:: Exercise data ::
···
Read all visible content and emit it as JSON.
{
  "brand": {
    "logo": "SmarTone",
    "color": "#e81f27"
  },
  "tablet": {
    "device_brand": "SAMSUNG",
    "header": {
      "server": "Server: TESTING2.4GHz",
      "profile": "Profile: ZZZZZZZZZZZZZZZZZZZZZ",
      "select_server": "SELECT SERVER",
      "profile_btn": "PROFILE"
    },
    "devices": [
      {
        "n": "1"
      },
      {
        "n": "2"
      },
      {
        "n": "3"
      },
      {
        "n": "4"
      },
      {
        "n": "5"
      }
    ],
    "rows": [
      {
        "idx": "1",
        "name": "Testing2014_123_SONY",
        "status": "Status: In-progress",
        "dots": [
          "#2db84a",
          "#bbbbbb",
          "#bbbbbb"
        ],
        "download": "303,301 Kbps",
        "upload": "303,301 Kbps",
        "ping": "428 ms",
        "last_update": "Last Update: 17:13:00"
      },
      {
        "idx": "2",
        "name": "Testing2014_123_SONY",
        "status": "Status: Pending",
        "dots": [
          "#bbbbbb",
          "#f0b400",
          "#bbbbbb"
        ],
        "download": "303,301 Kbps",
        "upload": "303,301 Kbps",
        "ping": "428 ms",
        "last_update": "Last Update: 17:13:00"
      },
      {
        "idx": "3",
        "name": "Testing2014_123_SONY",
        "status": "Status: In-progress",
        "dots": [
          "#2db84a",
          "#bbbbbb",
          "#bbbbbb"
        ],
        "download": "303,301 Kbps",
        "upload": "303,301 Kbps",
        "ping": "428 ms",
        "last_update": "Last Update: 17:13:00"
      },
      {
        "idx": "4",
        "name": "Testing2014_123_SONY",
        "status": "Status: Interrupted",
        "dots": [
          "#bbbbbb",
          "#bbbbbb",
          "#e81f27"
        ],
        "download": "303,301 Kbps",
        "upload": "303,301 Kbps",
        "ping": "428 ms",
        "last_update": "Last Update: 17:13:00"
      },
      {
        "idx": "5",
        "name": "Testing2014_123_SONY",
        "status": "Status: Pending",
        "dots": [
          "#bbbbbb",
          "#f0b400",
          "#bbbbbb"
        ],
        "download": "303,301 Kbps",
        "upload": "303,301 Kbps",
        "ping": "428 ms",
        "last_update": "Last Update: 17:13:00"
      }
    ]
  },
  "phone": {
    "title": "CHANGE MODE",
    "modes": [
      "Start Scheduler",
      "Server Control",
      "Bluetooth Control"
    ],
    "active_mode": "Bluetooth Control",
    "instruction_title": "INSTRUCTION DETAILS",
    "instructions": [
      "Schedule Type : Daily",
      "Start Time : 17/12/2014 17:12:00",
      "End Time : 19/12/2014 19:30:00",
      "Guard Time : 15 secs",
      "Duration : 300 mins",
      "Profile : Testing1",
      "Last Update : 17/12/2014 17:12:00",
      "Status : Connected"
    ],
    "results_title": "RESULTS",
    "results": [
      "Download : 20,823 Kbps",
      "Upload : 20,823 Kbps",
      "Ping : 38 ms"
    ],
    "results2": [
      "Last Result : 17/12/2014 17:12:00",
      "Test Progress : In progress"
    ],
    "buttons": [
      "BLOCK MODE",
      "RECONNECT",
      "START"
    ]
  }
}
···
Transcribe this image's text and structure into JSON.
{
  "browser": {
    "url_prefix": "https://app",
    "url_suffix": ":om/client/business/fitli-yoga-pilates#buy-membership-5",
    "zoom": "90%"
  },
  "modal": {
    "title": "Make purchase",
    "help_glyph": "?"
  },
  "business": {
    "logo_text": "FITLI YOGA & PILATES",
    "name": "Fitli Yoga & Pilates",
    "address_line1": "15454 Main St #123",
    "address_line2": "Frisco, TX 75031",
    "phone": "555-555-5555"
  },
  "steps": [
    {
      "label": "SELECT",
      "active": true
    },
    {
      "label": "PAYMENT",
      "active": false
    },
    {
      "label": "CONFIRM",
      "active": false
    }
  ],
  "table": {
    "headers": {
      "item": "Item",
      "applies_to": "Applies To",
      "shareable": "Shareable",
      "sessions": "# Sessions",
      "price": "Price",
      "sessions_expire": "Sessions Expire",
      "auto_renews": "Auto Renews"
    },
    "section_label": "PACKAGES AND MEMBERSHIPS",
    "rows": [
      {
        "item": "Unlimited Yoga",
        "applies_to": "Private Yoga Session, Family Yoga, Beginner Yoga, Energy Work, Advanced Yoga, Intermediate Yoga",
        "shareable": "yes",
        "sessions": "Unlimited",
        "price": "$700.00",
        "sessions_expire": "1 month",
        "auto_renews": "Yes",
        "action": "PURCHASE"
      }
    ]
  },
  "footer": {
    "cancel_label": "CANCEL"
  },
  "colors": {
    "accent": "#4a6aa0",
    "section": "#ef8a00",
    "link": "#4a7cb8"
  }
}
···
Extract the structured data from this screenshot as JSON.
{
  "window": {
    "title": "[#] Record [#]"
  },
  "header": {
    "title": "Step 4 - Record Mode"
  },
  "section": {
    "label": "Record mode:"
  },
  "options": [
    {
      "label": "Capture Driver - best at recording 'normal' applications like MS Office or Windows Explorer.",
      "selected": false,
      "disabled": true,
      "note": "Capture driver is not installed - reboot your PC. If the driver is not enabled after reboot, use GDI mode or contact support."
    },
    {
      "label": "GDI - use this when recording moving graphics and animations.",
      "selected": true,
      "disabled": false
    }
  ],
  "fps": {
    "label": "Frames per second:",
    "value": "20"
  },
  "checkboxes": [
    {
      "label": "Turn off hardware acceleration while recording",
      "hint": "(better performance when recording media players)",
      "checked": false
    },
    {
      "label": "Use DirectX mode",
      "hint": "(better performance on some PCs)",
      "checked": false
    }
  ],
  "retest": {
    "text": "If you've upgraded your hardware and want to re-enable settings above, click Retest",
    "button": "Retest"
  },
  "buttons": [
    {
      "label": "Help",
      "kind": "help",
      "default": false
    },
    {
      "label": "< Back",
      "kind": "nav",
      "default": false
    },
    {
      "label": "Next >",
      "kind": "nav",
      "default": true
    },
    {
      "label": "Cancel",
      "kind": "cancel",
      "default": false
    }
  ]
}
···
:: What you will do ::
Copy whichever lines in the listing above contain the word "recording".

:: Worked solution ::
      "label": "Capture Driver - best at recording 'normal' applications like MS Office or Windows Explorer.",
      "label": "GDI - use this when recording moving graphics and animations.",
      "label": "Turn off hardware acceleration while recording",
      "hint": "(better performance when recording media players)",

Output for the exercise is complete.